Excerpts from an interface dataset
# # # # #

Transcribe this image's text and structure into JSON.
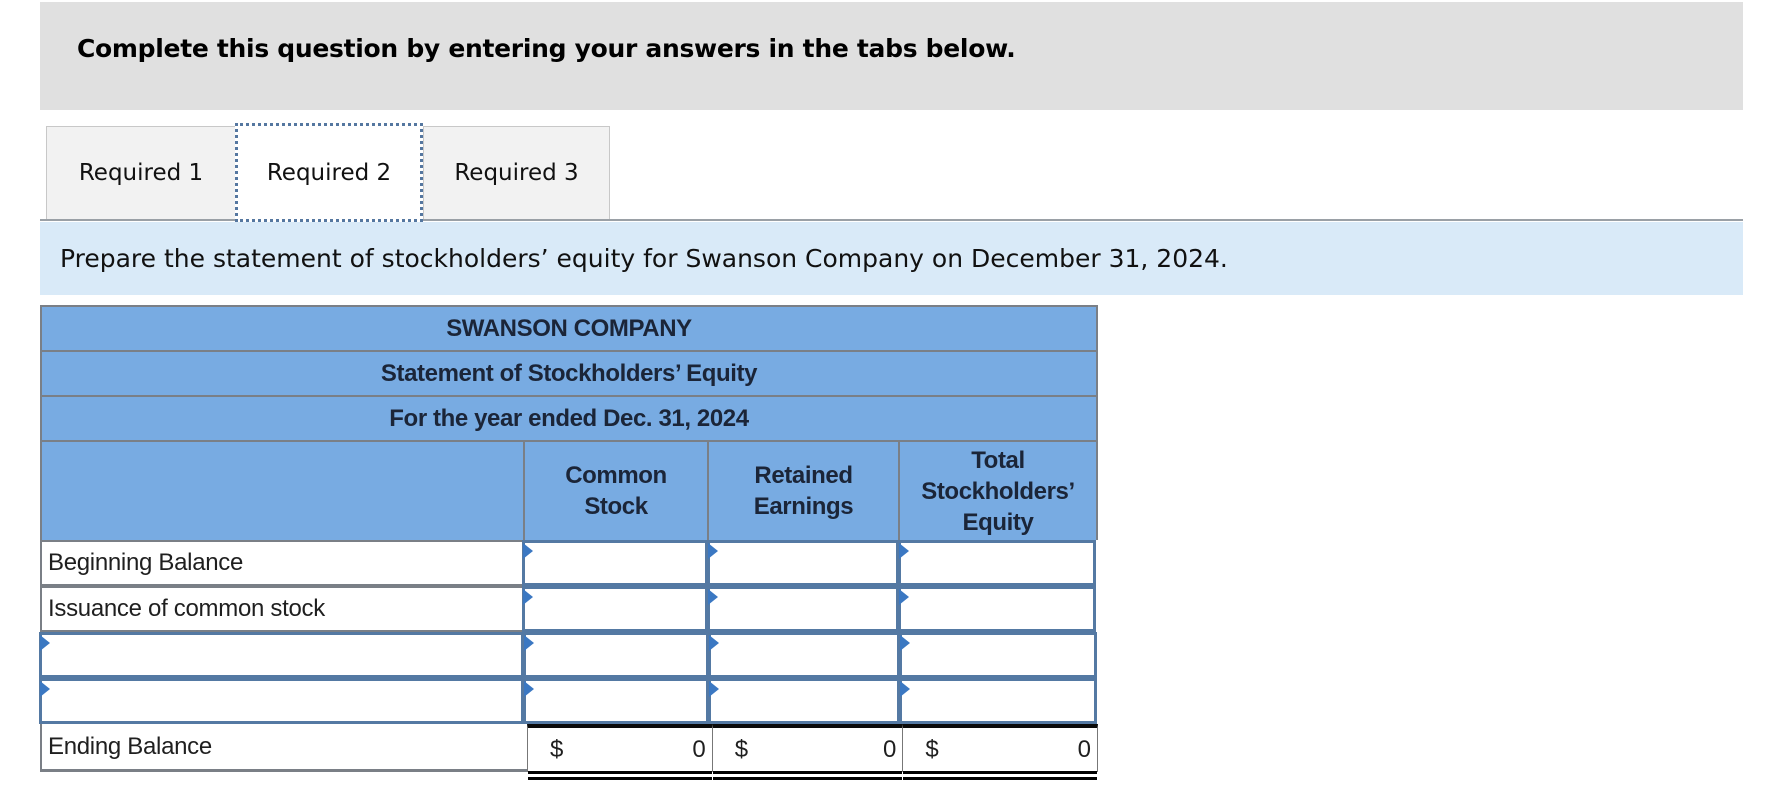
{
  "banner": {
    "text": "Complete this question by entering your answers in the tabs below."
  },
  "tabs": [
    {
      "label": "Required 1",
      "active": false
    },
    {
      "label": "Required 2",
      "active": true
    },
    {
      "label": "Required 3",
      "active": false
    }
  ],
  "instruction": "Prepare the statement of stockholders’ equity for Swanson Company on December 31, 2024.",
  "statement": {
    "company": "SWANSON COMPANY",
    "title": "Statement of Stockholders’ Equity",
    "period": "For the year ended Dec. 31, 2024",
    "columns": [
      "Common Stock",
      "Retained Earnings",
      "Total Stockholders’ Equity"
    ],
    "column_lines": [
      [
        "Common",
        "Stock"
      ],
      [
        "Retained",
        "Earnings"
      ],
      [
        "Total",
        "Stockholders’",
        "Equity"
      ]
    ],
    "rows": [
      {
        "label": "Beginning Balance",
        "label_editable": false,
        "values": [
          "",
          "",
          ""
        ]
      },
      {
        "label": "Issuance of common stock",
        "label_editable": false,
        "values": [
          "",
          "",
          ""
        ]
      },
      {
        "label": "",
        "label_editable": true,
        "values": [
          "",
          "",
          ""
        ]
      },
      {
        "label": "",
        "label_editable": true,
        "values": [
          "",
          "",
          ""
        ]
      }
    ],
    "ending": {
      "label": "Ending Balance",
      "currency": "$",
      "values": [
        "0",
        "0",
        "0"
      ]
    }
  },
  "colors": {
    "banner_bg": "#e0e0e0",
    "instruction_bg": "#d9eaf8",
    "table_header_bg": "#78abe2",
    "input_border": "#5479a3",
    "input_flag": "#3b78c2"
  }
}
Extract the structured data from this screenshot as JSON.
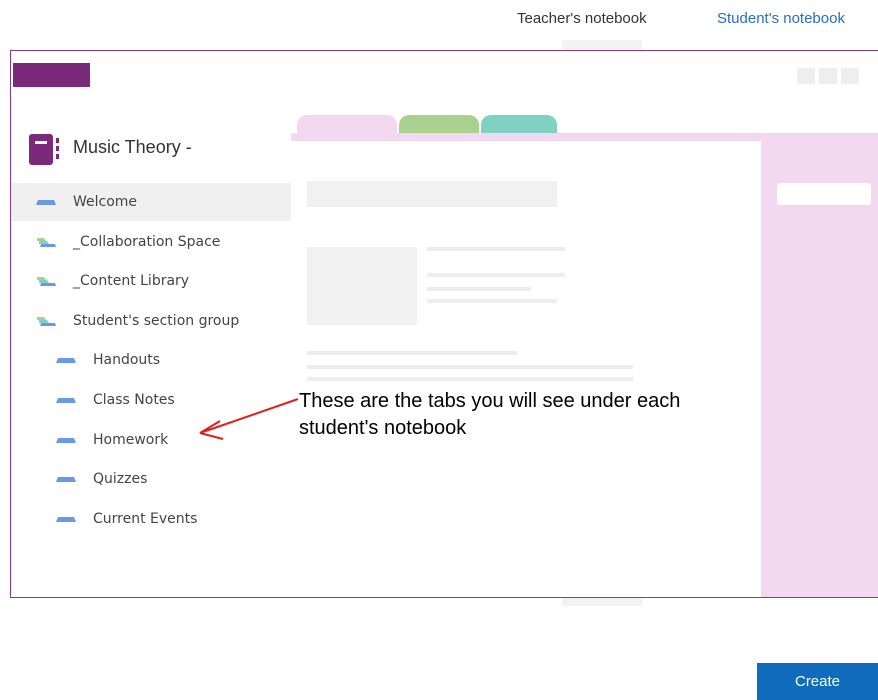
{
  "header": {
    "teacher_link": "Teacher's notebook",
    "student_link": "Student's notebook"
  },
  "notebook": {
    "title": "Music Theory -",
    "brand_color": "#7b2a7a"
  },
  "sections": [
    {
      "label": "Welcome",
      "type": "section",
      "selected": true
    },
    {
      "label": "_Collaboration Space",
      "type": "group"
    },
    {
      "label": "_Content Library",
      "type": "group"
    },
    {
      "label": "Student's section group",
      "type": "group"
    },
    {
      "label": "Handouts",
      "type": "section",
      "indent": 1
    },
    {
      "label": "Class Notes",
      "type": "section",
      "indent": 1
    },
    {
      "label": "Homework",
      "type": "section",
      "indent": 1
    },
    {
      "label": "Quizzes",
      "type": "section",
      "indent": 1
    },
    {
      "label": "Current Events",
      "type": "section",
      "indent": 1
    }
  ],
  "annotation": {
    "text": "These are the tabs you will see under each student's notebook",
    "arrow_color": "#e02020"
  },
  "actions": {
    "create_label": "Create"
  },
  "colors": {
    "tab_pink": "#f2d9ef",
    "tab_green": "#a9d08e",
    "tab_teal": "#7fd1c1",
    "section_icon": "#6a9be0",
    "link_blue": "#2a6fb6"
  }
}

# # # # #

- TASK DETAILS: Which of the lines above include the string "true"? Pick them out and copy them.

- RESULT OF THE TASK:
      "active": true
        "label_editable": true,
        "label_editable": true,
      "selected": true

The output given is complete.